Dataset rows describing interfaces
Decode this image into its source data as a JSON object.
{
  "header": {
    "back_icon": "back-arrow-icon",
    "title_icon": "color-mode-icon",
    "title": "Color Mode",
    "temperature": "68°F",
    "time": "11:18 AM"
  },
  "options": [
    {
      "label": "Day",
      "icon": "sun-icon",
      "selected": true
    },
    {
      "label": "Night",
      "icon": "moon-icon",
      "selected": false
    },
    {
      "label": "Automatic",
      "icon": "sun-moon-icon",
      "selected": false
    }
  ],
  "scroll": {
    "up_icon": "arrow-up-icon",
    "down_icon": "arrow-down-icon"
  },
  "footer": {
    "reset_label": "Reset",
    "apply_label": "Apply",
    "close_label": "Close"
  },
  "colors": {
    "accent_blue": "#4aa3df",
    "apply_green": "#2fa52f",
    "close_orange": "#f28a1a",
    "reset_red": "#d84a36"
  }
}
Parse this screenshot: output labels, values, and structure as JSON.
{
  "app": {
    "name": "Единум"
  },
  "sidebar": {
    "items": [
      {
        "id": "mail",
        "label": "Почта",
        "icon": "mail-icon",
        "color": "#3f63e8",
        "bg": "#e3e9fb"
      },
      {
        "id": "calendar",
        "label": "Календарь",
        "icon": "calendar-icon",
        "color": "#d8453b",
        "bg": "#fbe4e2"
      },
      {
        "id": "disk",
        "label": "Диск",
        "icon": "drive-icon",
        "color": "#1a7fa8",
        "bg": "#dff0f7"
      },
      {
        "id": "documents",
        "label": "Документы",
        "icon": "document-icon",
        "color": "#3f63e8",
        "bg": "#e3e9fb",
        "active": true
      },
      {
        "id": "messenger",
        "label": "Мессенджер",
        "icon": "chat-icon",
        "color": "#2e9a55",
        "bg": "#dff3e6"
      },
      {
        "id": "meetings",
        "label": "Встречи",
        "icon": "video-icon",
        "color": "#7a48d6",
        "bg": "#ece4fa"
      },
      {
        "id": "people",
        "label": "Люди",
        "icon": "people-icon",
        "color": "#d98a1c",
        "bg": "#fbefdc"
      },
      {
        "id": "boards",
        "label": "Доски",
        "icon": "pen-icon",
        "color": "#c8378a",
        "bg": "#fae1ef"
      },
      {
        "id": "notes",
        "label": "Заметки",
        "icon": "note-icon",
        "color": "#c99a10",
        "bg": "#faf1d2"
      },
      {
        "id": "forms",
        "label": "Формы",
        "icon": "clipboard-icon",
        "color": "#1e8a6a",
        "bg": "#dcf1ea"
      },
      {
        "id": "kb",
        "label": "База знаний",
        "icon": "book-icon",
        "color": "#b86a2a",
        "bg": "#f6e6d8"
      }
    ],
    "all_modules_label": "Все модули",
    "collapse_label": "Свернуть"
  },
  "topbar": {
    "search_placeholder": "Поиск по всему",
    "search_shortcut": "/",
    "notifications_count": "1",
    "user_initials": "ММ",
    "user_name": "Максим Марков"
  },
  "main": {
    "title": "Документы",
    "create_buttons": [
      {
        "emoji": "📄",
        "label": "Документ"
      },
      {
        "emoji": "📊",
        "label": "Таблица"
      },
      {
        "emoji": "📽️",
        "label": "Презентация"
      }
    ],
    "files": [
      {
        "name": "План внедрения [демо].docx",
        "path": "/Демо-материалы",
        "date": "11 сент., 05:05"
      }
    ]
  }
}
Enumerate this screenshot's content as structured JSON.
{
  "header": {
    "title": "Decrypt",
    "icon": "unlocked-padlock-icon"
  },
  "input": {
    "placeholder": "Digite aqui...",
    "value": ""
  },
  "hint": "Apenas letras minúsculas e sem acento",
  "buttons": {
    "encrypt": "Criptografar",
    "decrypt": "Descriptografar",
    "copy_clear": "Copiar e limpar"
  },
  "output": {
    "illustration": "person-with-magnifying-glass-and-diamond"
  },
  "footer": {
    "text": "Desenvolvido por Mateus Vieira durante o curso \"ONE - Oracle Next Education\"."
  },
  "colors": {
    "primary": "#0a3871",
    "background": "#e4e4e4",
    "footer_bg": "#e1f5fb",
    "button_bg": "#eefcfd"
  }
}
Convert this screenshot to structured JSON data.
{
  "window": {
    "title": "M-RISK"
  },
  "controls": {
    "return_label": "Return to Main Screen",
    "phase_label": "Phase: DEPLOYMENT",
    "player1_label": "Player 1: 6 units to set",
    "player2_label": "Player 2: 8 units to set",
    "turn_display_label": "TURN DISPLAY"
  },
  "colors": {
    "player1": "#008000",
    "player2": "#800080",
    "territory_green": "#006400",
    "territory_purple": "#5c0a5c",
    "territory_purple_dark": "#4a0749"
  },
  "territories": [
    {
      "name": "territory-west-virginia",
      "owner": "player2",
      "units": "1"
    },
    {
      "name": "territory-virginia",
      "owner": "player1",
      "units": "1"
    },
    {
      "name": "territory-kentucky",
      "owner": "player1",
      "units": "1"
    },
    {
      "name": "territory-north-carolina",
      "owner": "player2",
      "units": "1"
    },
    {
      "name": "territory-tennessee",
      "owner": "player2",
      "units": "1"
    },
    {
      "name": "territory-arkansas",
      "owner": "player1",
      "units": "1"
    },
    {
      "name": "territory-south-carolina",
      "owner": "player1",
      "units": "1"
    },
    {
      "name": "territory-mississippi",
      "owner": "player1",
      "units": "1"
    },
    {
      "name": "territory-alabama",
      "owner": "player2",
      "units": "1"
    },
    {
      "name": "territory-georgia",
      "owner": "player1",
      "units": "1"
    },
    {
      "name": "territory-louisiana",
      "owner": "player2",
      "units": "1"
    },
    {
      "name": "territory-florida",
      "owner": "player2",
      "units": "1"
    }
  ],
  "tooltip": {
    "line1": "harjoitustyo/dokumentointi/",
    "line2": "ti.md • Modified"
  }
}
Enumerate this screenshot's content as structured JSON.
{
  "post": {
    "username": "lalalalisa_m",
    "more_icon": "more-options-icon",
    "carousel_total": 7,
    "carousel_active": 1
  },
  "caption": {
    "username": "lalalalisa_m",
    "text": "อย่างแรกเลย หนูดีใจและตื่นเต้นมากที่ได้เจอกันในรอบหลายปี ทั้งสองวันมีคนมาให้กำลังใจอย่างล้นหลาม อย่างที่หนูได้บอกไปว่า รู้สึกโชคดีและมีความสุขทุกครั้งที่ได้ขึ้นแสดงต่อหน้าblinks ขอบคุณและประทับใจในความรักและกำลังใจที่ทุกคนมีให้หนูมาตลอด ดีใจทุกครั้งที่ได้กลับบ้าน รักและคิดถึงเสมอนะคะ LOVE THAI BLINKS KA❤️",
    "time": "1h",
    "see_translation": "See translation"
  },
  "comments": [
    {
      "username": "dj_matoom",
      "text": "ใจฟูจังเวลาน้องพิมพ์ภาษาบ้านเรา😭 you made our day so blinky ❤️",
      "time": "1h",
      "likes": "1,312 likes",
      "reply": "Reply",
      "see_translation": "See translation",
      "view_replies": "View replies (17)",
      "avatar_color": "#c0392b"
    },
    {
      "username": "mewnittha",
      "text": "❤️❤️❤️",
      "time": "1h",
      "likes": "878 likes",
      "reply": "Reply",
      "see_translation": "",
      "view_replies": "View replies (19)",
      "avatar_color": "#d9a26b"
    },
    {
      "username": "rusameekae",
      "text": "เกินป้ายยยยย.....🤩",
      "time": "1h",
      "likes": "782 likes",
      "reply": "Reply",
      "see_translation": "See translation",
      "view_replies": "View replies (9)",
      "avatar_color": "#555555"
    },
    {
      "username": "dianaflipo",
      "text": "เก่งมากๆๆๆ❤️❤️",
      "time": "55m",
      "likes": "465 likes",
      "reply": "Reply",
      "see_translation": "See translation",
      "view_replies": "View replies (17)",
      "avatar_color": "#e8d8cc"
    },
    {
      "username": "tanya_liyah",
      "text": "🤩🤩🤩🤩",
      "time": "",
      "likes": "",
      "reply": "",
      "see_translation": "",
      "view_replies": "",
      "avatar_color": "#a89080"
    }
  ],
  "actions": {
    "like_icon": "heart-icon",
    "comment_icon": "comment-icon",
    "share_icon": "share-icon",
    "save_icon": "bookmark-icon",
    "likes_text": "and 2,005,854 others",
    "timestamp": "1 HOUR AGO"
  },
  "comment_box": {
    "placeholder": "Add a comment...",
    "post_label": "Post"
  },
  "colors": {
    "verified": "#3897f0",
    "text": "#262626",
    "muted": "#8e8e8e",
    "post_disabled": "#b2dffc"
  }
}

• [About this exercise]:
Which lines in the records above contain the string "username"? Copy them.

• [Task result]:
    "username": "lalalalisa_m",
    "username": "lalalalisa_m",
      "username": "dj_matoom",
      "username": "mewnittha",
      "username": "rusameekae",
      "username": "dianaflipo",
      "username": "tanya_liyah",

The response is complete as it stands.